A study done by the University of West England in 2016 showed a 23 per cent decline in emergency room admissions, and a 21 per cent decline in physician appointments in the six months after a social prescription. For a health-care system like Canada’s, with some of the longest wait times in the developed world, the appeal of social prescribing is seemingly self-evident.
So why has it not fully caught on?
Healthcare is well-known for its rigorous standards when it comes to emerging treatment options (rightfully so), and the level of evidence for social prescribing’s benefit is not quite fulsome enough to gain a sweeping endorsement. According to a review in the British Medical Journal, this is partly because studies have been small, anecdotal, or poorly designed. However, the same article did note that, “despite clear methodological shortcomings, most evaluations presented positive conclusions.”

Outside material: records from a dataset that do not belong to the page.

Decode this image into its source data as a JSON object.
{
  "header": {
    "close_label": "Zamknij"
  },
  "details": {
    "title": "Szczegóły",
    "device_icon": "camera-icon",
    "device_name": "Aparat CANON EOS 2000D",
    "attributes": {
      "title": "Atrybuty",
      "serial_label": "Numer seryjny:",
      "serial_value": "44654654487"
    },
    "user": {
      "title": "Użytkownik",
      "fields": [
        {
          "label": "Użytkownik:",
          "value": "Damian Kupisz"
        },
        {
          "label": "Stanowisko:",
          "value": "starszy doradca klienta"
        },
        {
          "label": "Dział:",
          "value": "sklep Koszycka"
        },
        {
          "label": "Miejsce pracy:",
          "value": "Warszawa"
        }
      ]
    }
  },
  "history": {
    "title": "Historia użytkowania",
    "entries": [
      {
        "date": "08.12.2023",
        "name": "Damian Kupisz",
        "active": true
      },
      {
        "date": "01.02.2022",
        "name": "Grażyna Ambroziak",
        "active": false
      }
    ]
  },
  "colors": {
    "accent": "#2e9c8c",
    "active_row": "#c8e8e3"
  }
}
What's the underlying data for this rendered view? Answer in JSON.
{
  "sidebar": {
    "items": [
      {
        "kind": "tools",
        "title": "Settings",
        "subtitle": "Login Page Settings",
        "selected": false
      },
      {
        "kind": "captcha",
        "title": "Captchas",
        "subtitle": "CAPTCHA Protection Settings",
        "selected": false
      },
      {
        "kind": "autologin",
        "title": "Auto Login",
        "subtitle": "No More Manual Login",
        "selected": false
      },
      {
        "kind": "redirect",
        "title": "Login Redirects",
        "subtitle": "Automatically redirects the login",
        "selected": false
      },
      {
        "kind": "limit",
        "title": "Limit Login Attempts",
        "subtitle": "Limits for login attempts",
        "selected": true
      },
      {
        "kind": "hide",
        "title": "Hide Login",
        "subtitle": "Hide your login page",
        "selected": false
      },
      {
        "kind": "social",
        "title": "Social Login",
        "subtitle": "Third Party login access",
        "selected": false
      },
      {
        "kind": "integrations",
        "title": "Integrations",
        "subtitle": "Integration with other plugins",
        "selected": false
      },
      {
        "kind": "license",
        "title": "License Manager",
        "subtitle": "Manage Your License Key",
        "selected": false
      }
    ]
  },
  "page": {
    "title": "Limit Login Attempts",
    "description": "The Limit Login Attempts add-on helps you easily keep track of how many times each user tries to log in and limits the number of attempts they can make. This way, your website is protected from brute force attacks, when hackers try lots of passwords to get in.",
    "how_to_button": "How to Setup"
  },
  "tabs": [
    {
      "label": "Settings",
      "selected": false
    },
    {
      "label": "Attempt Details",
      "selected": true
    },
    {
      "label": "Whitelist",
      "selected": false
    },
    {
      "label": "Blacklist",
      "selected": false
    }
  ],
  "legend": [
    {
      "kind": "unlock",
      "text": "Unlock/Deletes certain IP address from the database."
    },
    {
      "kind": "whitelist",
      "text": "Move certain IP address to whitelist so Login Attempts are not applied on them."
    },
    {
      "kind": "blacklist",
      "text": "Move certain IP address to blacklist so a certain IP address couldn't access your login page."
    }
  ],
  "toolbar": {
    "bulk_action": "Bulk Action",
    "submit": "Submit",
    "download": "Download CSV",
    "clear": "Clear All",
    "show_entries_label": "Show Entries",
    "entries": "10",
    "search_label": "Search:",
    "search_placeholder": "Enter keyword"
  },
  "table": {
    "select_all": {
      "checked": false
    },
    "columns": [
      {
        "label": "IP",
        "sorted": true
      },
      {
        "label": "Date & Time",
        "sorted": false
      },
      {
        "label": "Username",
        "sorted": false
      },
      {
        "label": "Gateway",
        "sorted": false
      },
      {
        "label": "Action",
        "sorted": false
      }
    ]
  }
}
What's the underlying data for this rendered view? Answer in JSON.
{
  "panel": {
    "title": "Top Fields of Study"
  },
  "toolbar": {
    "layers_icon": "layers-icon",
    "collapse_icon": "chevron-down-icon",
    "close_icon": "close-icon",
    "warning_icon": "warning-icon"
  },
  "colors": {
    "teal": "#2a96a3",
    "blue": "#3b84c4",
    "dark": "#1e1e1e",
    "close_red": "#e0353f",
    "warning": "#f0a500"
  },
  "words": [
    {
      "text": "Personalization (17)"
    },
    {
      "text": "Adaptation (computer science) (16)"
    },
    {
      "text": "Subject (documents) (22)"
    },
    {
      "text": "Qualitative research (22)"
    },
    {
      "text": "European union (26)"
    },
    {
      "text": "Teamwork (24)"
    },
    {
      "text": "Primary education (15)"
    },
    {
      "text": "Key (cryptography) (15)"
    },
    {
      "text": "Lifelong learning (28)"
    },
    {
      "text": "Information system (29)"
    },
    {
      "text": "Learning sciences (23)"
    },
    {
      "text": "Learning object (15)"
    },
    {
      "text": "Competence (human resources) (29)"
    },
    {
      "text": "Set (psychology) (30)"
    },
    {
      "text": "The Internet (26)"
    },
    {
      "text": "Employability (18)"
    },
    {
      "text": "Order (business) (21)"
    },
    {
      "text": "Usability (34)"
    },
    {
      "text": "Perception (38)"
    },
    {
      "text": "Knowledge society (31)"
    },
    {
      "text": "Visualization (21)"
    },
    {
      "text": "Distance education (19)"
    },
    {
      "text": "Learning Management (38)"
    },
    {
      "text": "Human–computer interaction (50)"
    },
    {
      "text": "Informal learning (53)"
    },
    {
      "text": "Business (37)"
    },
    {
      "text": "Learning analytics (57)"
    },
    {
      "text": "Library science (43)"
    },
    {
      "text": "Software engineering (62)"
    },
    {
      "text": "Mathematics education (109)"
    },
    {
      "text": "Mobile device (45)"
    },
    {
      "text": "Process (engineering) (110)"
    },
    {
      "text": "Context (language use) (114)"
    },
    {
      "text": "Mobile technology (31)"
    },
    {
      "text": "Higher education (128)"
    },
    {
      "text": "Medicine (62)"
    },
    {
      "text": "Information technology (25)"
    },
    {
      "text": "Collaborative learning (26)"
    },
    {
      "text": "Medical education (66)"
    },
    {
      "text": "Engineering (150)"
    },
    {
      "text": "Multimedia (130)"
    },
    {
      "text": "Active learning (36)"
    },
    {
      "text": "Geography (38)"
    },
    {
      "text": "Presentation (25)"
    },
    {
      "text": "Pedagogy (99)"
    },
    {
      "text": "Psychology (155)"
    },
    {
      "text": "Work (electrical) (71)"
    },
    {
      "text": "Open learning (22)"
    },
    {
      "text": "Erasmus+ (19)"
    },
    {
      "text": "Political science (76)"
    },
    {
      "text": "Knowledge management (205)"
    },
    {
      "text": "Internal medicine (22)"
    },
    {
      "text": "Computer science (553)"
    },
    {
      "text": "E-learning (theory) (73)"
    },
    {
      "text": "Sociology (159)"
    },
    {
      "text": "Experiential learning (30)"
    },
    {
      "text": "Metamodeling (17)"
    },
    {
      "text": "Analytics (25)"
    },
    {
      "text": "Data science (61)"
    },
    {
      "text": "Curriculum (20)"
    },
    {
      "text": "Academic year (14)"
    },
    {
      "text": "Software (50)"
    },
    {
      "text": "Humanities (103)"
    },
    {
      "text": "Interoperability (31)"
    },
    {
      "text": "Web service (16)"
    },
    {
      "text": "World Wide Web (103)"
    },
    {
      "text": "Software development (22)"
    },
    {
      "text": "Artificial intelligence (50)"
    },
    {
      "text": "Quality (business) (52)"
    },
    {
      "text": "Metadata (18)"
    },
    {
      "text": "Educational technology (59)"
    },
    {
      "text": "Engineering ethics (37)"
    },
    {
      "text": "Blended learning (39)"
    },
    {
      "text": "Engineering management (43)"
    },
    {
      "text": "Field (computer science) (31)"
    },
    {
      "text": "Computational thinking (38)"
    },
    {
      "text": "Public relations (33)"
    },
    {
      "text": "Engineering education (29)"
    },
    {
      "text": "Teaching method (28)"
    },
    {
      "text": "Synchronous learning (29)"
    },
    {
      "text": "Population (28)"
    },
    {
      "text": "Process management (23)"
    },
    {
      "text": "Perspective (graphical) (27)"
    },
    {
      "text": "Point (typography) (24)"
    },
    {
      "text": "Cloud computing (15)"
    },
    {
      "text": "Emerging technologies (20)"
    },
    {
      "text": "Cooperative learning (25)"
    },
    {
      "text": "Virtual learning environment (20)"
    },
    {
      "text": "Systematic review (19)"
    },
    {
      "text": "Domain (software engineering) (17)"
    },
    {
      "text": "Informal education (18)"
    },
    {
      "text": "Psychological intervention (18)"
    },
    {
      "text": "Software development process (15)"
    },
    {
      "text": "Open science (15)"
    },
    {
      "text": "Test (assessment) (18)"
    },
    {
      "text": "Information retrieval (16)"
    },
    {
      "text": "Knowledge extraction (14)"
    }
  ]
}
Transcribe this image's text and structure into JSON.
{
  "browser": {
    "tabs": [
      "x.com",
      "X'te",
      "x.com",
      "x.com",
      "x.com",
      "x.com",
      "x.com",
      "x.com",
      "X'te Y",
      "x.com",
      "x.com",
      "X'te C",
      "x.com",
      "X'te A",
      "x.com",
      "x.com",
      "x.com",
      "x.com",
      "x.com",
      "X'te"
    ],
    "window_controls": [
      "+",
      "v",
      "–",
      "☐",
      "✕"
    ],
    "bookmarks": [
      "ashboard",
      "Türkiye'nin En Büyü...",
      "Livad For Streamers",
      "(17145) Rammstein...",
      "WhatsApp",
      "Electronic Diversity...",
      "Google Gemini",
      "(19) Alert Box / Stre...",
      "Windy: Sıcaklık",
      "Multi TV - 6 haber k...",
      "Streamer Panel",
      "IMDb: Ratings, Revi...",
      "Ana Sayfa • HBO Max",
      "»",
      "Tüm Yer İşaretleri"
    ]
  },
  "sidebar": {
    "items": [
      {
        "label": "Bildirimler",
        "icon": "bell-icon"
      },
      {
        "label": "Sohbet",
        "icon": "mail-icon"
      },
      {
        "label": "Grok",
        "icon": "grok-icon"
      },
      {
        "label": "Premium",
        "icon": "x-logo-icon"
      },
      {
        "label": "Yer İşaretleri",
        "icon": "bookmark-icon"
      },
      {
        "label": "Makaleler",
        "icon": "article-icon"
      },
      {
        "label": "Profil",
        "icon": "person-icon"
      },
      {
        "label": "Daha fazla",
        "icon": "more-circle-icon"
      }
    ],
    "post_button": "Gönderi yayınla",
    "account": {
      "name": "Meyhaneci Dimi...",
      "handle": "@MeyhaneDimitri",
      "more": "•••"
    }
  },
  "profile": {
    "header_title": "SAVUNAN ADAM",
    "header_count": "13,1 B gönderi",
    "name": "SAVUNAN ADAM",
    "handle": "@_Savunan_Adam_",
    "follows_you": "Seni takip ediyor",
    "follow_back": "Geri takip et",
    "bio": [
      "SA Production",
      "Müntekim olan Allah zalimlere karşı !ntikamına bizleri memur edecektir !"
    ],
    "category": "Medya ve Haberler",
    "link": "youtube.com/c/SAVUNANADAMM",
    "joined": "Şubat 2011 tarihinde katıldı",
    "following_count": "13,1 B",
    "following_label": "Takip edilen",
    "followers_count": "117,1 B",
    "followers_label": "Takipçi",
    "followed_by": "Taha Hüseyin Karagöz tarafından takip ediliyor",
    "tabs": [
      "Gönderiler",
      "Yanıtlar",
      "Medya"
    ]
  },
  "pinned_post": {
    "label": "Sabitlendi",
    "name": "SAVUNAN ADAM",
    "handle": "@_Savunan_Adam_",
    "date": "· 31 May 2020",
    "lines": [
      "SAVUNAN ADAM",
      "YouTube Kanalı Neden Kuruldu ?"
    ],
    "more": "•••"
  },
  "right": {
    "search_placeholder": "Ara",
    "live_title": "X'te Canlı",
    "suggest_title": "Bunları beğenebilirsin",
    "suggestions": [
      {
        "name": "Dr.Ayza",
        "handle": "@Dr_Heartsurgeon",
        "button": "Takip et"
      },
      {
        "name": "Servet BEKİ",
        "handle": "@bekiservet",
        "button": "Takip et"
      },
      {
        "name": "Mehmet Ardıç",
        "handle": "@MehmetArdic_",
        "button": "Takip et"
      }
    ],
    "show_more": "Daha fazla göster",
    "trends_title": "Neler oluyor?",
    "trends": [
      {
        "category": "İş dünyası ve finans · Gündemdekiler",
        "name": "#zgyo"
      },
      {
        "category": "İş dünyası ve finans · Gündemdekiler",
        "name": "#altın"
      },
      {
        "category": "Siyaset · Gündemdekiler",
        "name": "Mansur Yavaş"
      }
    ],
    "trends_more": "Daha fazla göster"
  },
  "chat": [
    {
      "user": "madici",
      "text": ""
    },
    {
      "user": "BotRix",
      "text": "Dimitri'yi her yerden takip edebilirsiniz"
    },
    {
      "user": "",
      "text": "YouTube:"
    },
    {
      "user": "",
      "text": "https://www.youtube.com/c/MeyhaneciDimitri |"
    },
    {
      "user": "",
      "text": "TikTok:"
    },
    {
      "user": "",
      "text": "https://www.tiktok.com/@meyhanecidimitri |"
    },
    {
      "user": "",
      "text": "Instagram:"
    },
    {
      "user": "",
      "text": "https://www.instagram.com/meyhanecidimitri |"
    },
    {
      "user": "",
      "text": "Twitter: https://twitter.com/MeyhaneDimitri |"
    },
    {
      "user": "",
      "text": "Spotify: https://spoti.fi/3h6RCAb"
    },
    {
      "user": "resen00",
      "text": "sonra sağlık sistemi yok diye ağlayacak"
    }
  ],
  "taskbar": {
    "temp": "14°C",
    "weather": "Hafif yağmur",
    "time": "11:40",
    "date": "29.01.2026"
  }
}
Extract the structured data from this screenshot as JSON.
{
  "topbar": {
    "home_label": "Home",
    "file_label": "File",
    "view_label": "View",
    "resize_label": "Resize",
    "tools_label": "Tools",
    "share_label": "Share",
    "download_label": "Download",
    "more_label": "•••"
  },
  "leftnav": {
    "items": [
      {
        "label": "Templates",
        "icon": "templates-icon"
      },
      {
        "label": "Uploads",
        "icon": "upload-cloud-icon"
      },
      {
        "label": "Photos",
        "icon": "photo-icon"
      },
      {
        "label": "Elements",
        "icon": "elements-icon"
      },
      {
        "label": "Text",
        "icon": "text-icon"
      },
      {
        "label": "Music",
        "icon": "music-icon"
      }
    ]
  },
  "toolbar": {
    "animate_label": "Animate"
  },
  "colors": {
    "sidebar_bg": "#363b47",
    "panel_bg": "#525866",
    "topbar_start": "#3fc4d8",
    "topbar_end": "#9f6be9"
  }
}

Although hard evidence remains at a premium, social prescribing continues to grow, and the role of cultural organizations is important. The Canadian Index of Wellbeing identifies participation in leisure and culture activities, such as museum visits, as one of eight contributors to better physical and mental health, and a creator of opportunities for socializing, relaxation and learning new things.
As a result, cultural organizations have leaned into their role as spaces that can contribute to health and well-being. Starting in January 2019, the ROM expanded their small trial of 50 prescriptions into a yearlong social prescription pilot in collaboration with the Museum’s 100 Community Access Network partner organizations, and the Alliance for Healthier Communities.
Through this program, thousands of people like Alfonso, who are accessing health or social services, will have the opportunity to benefit from the enriching experience of engaging with art, culture and nature. The ROM and the Alliance will also evaluate the outcomes of being prescribed a visit to the museum, and the results of social prescribing as a whole, with the aim of producing strong evidence for these types of initiatives.
And, of course, as a health-care practitioner and ROM professional I would encourage everyone to explore a museum — especially during winter, when we tend to be more isolated — and pay attention to your sense of well-being in the hours and days afterwards.
Museums as medicine? I’m certainly excited to find out.
Christian Blake is a registered occupational therapist and adjunct faculty member in the Department of Occupational Science & Occupational Therapy at U of T. He is Acting Manager, Inclusion at the Royal Ontario Museum. Doctors’ Notes is a weekly column by members of U of T’s Faculty of Medicine.
Original article appears in The Toronto Star. Read it online.